→ Supplied information:
******
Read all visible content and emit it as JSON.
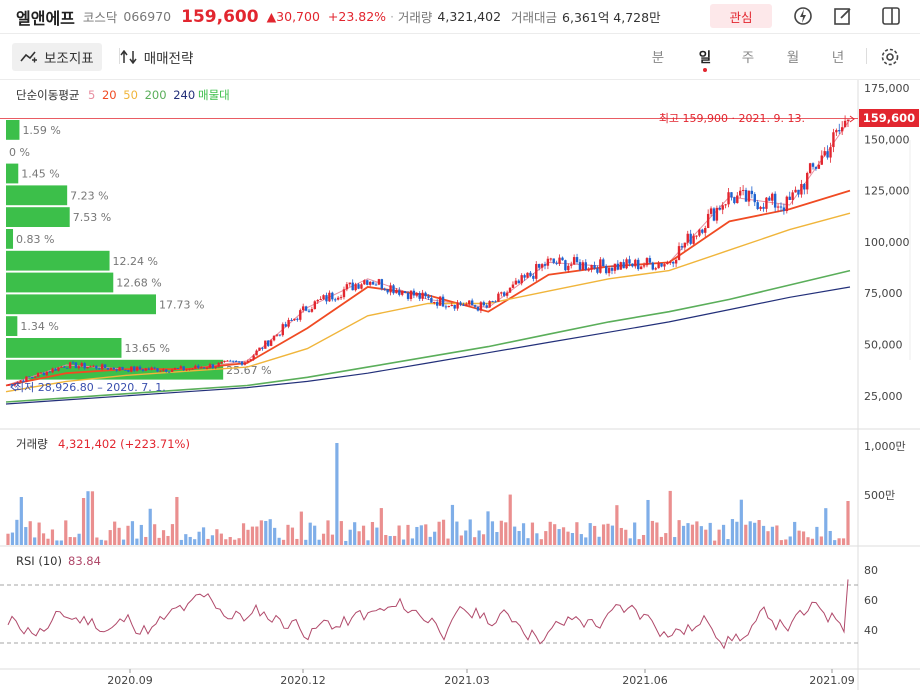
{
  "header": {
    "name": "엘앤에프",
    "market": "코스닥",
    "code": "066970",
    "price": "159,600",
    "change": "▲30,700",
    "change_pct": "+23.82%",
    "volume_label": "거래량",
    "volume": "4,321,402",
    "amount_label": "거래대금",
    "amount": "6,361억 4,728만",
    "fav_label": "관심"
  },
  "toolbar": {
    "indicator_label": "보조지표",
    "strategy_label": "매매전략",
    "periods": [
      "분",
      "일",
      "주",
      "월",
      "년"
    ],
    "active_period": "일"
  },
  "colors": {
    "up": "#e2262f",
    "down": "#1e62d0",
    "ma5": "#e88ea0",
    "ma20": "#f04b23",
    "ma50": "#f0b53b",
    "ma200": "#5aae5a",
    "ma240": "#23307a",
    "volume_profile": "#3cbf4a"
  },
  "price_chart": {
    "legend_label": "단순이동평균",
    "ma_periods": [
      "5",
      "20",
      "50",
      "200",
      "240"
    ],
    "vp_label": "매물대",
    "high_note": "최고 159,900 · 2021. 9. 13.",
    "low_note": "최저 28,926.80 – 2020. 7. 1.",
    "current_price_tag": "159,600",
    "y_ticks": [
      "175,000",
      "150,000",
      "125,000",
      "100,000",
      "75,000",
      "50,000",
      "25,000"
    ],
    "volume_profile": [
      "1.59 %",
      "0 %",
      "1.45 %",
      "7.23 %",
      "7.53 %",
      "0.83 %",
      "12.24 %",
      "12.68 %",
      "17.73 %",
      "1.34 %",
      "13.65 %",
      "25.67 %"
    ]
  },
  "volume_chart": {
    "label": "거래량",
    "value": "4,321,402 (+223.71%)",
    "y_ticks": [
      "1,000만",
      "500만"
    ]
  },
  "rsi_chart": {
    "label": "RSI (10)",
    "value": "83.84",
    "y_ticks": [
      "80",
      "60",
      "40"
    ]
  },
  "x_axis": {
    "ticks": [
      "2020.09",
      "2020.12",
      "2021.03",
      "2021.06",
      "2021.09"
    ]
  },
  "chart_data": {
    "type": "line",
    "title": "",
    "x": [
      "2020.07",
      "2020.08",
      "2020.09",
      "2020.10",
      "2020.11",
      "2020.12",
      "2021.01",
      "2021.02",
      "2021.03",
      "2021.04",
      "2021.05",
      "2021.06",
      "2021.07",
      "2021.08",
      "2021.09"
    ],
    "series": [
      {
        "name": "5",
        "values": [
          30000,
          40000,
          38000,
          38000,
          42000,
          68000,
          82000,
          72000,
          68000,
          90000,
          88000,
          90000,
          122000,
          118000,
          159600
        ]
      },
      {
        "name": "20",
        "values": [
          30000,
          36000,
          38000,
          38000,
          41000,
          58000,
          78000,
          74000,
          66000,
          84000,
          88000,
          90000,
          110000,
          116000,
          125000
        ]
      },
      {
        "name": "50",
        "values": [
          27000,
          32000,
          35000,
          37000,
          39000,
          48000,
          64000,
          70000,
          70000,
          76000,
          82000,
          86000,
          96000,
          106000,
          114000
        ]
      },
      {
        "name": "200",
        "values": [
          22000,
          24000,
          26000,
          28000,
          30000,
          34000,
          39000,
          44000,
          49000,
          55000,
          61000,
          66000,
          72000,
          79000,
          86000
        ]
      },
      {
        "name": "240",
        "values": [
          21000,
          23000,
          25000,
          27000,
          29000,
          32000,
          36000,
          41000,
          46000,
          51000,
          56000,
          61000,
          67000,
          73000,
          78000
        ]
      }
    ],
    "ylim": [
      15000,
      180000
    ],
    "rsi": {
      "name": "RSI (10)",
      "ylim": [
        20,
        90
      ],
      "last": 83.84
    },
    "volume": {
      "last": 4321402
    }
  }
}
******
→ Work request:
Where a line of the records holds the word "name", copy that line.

→ Answer to this problem:
    "name": "엘앤에프",
        "name": "5",
        "name": "20",
        "name": "50",
        "name": "200",
        "name": "240",
      "name": "RSI (10)",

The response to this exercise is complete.